- "Official site". House of Illustration. Retrieved 6 November 2015.
- "Gasholder Park London | Nearby hotels, shops and restaurants". LondonTown.com. 16 December 2014. Retrieved 29 September 2016.
|Wikimedia Commons has media related to Kings Cross.|
- Official site of King's Cross development
- Local directory
- Local tourist attractions summary
- The original King's Cross monument (Victorian London)
- King's Cross Development Brief
- King's Cross Development Forum,a group providing the community response to developments
- Local newsletter
- Experimental documentary centred around King's Cross
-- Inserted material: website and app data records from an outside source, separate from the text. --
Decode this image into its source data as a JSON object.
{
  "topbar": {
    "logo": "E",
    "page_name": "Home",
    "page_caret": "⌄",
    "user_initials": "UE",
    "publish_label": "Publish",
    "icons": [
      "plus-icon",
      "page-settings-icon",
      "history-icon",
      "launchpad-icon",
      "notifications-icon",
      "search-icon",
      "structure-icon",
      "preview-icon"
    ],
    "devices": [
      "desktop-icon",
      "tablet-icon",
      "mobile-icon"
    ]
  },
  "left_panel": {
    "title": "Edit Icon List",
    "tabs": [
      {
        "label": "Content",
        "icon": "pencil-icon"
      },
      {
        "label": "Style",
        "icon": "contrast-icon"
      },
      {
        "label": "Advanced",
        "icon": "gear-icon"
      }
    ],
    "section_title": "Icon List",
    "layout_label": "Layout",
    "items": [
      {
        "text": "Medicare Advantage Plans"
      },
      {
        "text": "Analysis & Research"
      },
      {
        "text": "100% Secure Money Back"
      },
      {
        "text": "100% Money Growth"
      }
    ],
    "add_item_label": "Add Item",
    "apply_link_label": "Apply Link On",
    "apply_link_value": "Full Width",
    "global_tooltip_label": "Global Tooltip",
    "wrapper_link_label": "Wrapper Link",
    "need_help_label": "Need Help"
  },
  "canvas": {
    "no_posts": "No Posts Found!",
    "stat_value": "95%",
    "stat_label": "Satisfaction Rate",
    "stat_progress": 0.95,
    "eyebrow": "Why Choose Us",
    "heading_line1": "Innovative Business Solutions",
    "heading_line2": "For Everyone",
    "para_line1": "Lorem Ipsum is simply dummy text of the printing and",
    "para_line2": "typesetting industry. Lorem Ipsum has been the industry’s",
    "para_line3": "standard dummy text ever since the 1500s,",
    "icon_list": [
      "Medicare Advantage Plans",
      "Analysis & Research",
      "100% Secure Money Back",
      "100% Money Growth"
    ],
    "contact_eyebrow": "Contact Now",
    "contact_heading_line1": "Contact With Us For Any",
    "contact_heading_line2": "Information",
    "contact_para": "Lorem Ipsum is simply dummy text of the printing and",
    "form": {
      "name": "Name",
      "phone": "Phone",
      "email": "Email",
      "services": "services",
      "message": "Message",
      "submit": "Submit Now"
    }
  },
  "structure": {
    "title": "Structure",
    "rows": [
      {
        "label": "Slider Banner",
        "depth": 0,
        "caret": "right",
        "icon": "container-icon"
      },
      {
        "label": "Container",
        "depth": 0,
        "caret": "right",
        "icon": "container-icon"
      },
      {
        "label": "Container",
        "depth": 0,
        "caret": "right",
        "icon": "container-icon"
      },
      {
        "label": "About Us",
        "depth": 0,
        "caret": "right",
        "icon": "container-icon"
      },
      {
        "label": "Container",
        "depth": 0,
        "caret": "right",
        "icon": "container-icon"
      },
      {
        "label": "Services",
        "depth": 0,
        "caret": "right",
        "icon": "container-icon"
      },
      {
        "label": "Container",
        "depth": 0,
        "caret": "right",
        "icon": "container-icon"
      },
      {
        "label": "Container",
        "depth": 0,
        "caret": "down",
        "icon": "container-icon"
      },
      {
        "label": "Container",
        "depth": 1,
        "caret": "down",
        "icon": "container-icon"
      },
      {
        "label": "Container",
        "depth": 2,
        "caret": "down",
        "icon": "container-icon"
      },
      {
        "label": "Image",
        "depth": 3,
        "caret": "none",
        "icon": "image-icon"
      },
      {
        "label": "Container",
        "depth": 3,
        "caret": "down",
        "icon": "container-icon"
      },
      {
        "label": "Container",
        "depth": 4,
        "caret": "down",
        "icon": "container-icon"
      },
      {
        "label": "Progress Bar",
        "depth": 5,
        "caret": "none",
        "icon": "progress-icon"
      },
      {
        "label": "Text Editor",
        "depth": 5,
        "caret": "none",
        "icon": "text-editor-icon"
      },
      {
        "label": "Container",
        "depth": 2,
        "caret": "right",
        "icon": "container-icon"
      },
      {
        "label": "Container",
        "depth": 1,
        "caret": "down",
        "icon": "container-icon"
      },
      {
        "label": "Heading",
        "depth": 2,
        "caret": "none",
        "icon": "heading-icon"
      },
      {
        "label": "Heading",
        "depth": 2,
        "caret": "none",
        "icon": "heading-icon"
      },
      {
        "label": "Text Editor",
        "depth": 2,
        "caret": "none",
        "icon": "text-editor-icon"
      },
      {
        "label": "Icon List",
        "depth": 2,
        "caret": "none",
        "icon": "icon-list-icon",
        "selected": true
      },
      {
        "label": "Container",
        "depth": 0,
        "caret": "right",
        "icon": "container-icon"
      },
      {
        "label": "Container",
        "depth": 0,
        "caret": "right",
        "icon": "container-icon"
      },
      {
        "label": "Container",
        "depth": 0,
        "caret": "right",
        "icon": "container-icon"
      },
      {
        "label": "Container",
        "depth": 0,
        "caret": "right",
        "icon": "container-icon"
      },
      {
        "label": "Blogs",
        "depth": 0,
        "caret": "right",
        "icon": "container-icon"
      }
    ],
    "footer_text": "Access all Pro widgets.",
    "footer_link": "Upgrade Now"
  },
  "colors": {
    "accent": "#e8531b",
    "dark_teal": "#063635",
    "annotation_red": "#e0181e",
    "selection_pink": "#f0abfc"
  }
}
- Curious King's Cross - a transgressive look at the area and its history